Stored items:
------------------------------------------------

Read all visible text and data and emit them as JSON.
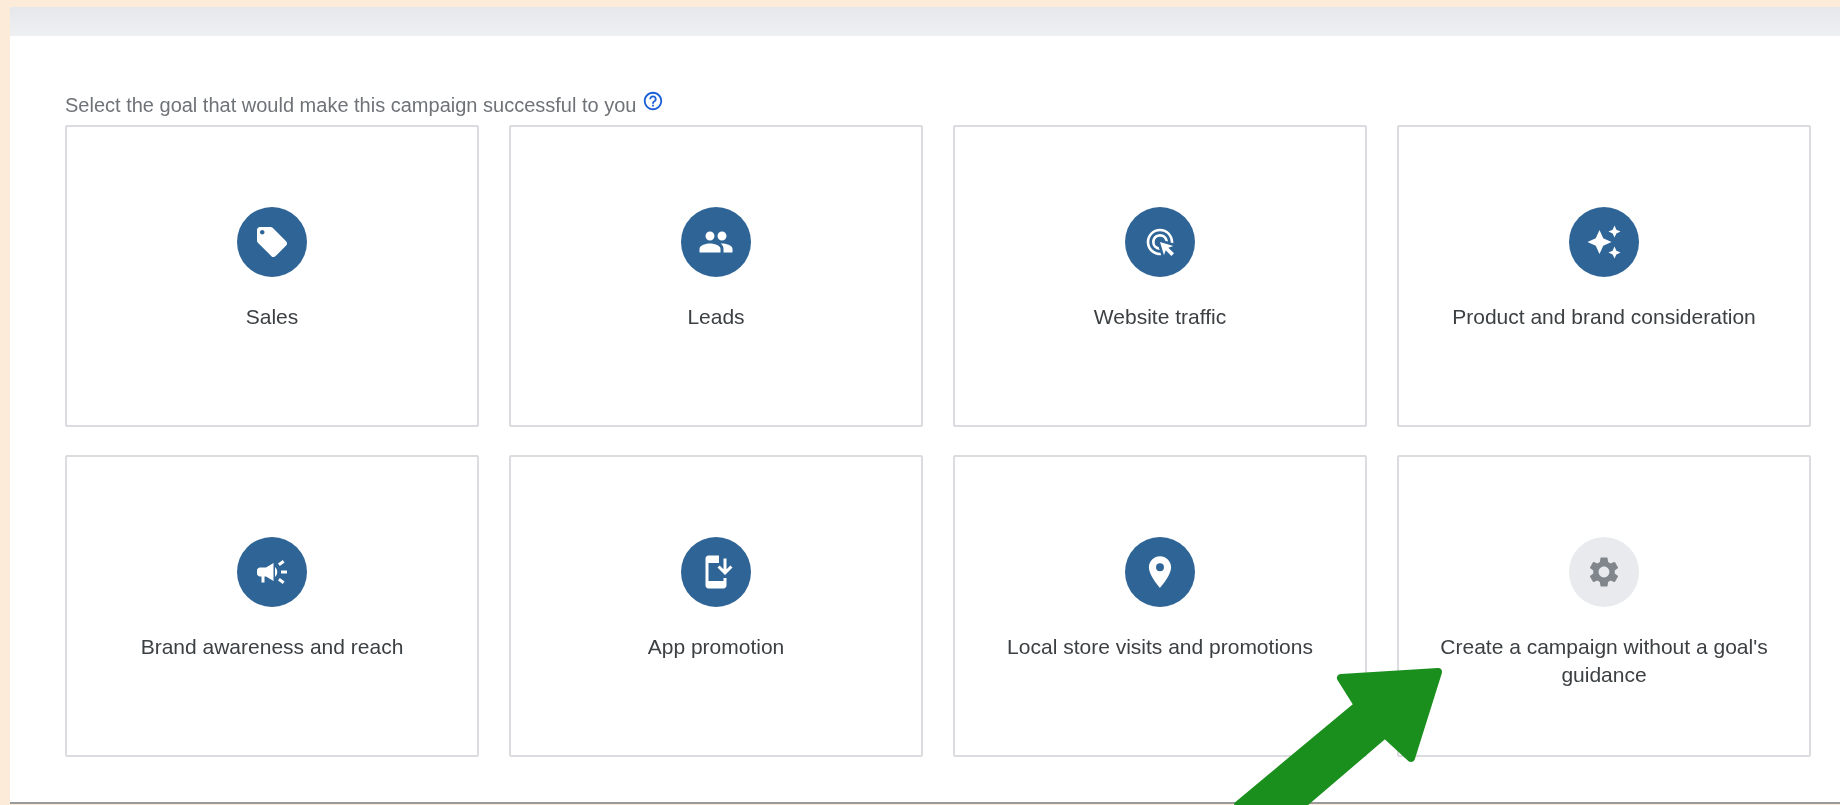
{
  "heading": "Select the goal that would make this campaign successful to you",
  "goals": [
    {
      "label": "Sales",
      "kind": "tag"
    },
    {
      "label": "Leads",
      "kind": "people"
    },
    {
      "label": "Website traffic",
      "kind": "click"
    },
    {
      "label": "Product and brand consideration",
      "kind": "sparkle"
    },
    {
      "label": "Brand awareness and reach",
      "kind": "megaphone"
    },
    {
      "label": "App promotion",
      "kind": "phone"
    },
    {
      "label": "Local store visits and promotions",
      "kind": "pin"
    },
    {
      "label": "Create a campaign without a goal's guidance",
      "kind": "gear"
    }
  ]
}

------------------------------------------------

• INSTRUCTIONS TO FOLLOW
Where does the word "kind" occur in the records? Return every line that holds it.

• EXERCISE RESULT
      "kind": "tag"
      "kind": "people"
      "kind": "click"
      "kind": "sparkle"
      "kind": "megaphone"
      "kind": "phone"
      "kind": "pin"
      "kind": "gear"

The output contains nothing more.